RECORD EXCERPTS Block Start

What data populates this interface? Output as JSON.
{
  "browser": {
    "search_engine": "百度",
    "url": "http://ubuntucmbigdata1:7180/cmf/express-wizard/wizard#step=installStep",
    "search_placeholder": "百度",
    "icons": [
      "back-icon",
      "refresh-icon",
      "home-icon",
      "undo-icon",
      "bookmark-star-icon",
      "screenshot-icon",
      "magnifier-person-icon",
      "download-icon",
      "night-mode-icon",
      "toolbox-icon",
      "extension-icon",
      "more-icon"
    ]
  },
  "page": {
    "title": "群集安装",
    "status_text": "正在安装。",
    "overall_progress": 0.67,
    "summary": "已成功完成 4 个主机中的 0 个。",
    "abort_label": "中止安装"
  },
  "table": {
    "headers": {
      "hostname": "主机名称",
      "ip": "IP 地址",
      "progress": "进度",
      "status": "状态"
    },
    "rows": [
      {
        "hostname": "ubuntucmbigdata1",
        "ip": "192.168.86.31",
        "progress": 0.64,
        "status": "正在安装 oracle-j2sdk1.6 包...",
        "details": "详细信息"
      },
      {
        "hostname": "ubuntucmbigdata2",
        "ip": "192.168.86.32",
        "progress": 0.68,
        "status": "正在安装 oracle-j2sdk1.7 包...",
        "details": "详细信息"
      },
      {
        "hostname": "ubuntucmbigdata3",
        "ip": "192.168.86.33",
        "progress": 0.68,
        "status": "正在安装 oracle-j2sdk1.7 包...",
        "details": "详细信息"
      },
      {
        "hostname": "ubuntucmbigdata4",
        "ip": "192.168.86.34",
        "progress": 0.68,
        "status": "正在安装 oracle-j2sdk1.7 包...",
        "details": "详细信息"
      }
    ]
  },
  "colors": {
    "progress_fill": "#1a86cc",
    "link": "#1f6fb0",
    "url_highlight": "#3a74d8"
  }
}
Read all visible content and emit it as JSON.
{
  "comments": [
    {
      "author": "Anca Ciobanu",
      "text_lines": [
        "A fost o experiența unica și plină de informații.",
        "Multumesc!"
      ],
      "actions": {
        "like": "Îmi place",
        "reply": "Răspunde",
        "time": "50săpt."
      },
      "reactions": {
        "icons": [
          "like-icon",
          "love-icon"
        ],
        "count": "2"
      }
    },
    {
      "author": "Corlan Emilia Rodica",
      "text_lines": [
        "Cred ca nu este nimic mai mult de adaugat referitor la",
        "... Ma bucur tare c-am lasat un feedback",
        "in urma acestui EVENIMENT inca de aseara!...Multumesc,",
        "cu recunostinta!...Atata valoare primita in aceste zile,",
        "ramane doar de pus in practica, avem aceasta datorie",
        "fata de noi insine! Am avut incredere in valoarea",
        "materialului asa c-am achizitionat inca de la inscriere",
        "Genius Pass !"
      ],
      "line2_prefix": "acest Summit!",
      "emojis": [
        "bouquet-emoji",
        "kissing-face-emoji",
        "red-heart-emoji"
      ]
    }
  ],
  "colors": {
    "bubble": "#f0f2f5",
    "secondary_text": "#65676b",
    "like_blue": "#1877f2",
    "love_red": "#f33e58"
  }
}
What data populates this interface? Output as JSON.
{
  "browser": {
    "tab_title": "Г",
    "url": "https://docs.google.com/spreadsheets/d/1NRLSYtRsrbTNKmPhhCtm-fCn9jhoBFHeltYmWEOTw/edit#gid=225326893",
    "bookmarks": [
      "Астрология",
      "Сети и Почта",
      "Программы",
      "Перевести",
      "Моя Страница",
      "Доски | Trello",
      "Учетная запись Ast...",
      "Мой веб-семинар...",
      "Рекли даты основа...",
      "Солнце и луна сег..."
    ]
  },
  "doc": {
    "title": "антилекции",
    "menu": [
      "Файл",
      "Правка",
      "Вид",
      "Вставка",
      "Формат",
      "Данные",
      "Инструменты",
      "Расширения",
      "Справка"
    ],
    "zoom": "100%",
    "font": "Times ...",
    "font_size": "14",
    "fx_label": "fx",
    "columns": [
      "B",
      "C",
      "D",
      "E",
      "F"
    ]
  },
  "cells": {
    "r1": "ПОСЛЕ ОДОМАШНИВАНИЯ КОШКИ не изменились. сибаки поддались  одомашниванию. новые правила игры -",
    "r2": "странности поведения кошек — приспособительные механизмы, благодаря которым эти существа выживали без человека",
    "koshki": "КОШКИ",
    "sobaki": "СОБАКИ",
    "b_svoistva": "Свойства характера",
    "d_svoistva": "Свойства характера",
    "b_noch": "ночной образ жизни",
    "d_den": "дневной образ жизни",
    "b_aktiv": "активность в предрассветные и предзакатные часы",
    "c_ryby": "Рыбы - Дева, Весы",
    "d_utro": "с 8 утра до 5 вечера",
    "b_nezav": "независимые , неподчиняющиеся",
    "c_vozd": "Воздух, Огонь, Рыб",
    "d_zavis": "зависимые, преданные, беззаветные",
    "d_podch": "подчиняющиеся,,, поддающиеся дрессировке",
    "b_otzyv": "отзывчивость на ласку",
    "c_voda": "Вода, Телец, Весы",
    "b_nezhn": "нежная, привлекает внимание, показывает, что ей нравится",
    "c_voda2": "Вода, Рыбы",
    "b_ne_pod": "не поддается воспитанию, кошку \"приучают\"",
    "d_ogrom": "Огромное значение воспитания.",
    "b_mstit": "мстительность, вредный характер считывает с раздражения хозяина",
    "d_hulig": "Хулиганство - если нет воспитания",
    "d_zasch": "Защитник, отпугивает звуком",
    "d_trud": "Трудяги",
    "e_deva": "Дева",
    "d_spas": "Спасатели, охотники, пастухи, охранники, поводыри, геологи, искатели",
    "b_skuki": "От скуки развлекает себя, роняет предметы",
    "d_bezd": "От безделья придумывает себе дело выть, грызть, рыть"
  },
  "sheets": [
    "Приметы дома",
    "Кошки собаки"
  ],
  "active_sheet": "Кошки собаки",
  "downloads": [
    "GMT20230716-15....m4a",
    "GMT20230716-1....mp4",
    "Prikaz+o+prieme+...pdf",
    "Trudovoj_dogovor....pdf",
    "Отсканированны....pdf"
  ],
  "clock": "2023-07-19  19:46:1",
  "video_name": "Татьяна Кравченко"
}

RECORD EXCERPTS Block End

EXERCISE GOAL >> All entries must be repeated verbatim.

TASK RESULT >>
What data populates this interface? Output as JSON.
{
  "browser": {
    "search_engine": "百度",
    "url": "http://ubuntucmbigdata1:7180/cmf/express-wizard/wizard#step=installStep",
    "search_placeholder": "百度",
    "icons": [
      "back-icon",
      "refresh-icon",
      "home-icon",
      "undo-icon",
      "bookmark-star-icon",
      "screenshot-icon",
      "magnifier-person-icon",
      "download-icon",
      "night-mode-icon",
      "toolbox-icon",
      "extension-icon",
      "more-icon"
    ]
  },
  "page": {
    "title": "群集安装",
    "status_text": "正在安装。",
    "overall_progress": 0.67,
    "summary": "已成功完成 4 个主机中的 0 个。",
    "abort_label": "中止安装"
  },
  "table": {
    "headers": {
      "hostname": "主机名称",
      "ip": "IP 地址",
      "progress": "进度",
      "status": "状态"
    },
    "rows": [
      {
        "hostname": "ubuntucmbigdata1",
        "ip": "192.168.86.31",
        "progress": 0.64,
        "status": "正在安装 oracle-j2sdk1.6 包...",
        "details": "详细信息"
      },
      {
        "hostname": "ubuntucmbigdata2",
        "ip": "192.168.86.32",
        "progress": 0.68,
        "status": "正在安装 oracle-j2sdk1.7 包...",
        "details": "详细信息"
      },
      {
        "hostname": "ubuntucmbigdata3",
        "ip": "192.168.86.33",
        "progress": 0.68,
        "status": "正在安装 oracle-j2sdk1.7 包...",
        "details": "详细信息"
      },
      {
        "hostname": "ubuntucmbigdata4",
        "ip": "192.168.86.34",
        "progress": 0.68,
        "status": "正在安装 oracle-j2sdk1.7 包...",
        "details": "详细信息"
      }
    ]
  },
  "colors": {
    "progress_fill": "#1a86cc",
    "link": "#1f6fb0",
    "url_highlight": "#3a74d8"
  }
}
Read all visible content and emit it as JSON.
{
  "comments": [
    {
      "author": "Anca Ciobanu",
      "text_lines": [
        "A fost o experiența unica și plină de informații.",
        "Multumesc!"
      ],
      "actions": {
        "like": "Îmi place",
        "reply": "Răspunde",
        "time": "50săpt."
      },
      "reactions": {
        "icons": [
          "like-icon",
          "love-icon"
        ],
        "count": "2"
      }
    },
    {
      "author": "Corlan Emilia Rodica",
      "text_lines": [
        "Cred ca nu este nimic mai mult de adaugat referitor la",
        "... Ma bucur tare c-am lasat un feedback",
        "in urma acestui EVENIMENT inca de aseara!...Multumesc,",
        "cu recunostinta!...Atata valoare primita in aceste zile,",
        "ramane doar de pus in practica, avem aceasta datorie",
        "fata de noi insine! Am avut incredere in valoarea",
        "materialului asa c-am achizitionat inca de la inscriere",
        "Genius Pass !"
      ],
      "line2_prefix": "acest Summit!",
      "emojis": [
        "bouquet-emoji",
        "kissing-face-emoji",
        "red-heart-emoji"
      ]
    }
  ],
  "colors": {
    "bubble": "#f0f2f5",
    "secondary_text": "#65676b",
    "like_blue": "#1877f2",
    "love_red": "#f33e58"
  }
}
What data populates this interface? Output as JSON.
{
  "browser": {
    "tab_title": "Г",
    "url": "https://docs.google.com/spreadsheets/d/1NRLSYtRsrbTNKmPhhCtm-fCn9jhoBFHeltYmWEOTw/edit#gid=225326893",
    "bookmarks": [
      "Астрология",
      "Сети и Почта",
      "Программы",
      "Перевести",
      "Моя Страница",
      "Доски | Trello",
      "Учетная запись Ast...",
      "Мой веб-семинар...",
      "Рекли даты основа...",
      "Солнце и луна сег..."
    ]
  },
  "doc": {
    "title": "антилекции",
    "menu": [
      "Файл",
      "Правка",
      "Вид",
      "Вставка",
      "Формат",
      "Данные",
      "Инструменты",
      "Расширения",
      "Справка"
    ],
    "zoom": "100%",
    "font": "Times ...",
    "font_size": "14",
    "fx_label": "fx",
    "columns": [
      "B",
      "C",
      "D",
      "E",
      "F"
    ]
  },
  "cells": {
    "r1": "ПОСЛЕ ОДОМАШНИВАНИЯ КОШКИ не изменились. сибаки поддались  одомашниванию. новые правила игры -",
    "r2": "странности поведения кошек — приспособительные механизмы, благодаря которым эти существа выживали без человека",
    "koshki": "КОШКИ",
    "sobaki": "СОБАКИ",
    "b_svoistva": "Свойства характера",
    "d_svoistva": "Свойства характера",
    "b_noch": "ночной образ жизни",
    "d_den": "дневной образ жизни",
    "b_aktiv": "активность в предрассветные и предзакатные часы",
    "c_ryby": "Рыбы - Дева, Весы",
    "d_utro": "с 8 утра до 5 вечера",
    "b_nezav": "независимые , неподчиняющиеся",
    "c_vozd": "Воздух, Огонь, Рыб",
    "d_zavis": "зависимые, преданные, беззаветные",
    "d_podch": "подчиняющиеся,,, поддающиеся дрессировке",
    "b_otzyv": "отзывчивость на ласку",
    "c_voda": "Вода, Телец, Весы",
    "b_nezhn": "нежная, привлекает внимание, показывает, что ей нравится",
    "c_voda2": "Вода, Рыбы",
    "b_ne_pod": "не поддается воспитанию, кошку \"приучают\"",
    "d_ogrom": "Огромное значение воспитания.",
    "b_mstit": "мстительность, вредный характер считывает с раздражения хозяина",
    "d_hulig": "Хулиганство - если нет воспитания",
    "d_zasch": "Защитник, отпугивает звуком",
    "d_trud": "Трудяги",
    "e_deva": "Дева",
    "d_spas": "Спасатели, охотники, пастухи, охранники, поводыри, геологи, искатели",
    "b_skuki": "От скуки развлекает себя, роняет предметы",
    "d_bezd": "От безделья придумывает себе дело выть, грызть, рыть"
  },
  "sheets": [
    "Приметы дома",
    "Кошки собаки"
  ],
  "active_sheet": "Кошки собаки",
  "downloads": [
    "GMT20230716-15....m4a",
    "GMT20230716-1....mp4",
    "Prikaz+o+prieme+...pdf",
    "Trudovoj_dogovor....pdf",
    "Отсканированны....pdf"
  ],
  "clock": "2023-07-19  19:46:1",
  "video_name": "Татьяна Кравченко"
}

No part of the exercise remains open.